I know from his authors’ notes that Gillen thinks long and hard about his page-end cliffhangers, but this may be one of the most effective ones he’s ever done — my jaw was practically on the floor, and I was immediately terrified for Cassandra. McKelvie milks Woden’s turn for all it’s worth — he doesn’t just pull a gun, he quite literally whips it out from behind the console in a giant circular pattern, the most dramatic motion he could possibly make here. The motion practically screams “betrayal!” before the readers’ mind even fully registers what’s happening. Yet, while Woden may be attacking the Norns, it’s Dio’s hivemind that’s reflected in his visor. Cass is just collateral damage — what he’s really got his sights set on is obvious long before the text makes it explicit.

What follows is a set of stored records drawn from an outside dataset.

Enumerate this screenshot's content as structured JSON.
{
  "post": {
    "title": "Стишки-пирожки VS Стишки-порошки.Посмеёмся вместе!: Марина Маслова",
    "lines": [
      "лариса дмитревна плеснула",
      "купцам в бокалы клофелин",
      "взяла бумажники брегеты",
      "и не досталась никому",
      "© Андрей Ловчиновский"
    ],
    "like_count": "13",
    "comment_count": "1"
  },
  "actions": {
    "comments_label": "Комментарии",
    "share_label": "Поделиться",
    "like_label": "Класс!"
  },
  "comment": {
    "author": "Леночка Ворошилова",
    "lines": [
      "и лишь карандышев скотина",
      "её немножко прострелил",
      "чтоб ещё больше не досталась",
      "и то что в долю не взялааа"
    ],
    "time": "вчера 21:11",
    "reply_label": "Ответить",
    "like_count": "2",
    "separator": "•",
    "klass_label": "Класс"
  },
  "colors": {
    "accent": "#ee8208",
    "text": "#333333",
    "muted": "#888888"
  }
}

My own personal summary of this issue is that “Woden is back on his bullshit again,” but that really applies to just about every character here. We continue to see the fallout of the Imperial Phase and its foretold madness, and Woden’s mad ambition is only one symptom. Amaterasu’s self-centered cluelessness (which was growing at an exponential rate up until her death) is another, and that’s what truly leads to her death. Amaterasu patronizes Sakhmet, and she’s completely clueless to what’s actually driving Sakhmet or how she really feels about anything. At first glance Amaterasu should be one of the most harmless members of the Pantheon, but her shortsightedness and self-centered worldview is, in a way, just as dangerous as Woden — it echoes the danger that the British Empire, which Amaterasu seems so fond of here, once posed, the ability to trample over others while thinking they’re doing them a favor.
Even the Pantheon’s best qualities seem amplified to dangerous levels thanks to the Imperial Phase. Take Dionysus.
He hasn’t been sleeping because he wants to make as many people happy as possible. He endured abuse from the Morrigan in order to protect Baphomet. Now Cass is worried that Dio is taking a risk he can’t handle just to please her. Dio’s selflessness is his best quality, but it’s still putting himself — and quite possibly others as well — in danger.
And the dangers the Imperial Phase pose aren’t just immediate threats like Sakhmet and Woden. Amaterasu’s death has an unforeseen side-effect — along with Baal, she was the only member of the Pantheon capable of directly harming the Great Darkness, meaning that her death has just doubled its power. The madness of the Pantheon allows greater evil to continue growing unopposed around them. At the moment they may not just be a danger to themselves and the rest of their fellow gods, but quite possibly to every single living being on the planet. That’d be impressive if it wasn’t so terrifying.
For a complete list of what we’re reading, head on over to our Pull List page. Whenever possible, buy your comics from your local mom and pop comic bookstore. If you want to rock digital copies, head on over to Comixology and download issues there. There’s no need to pirate, right?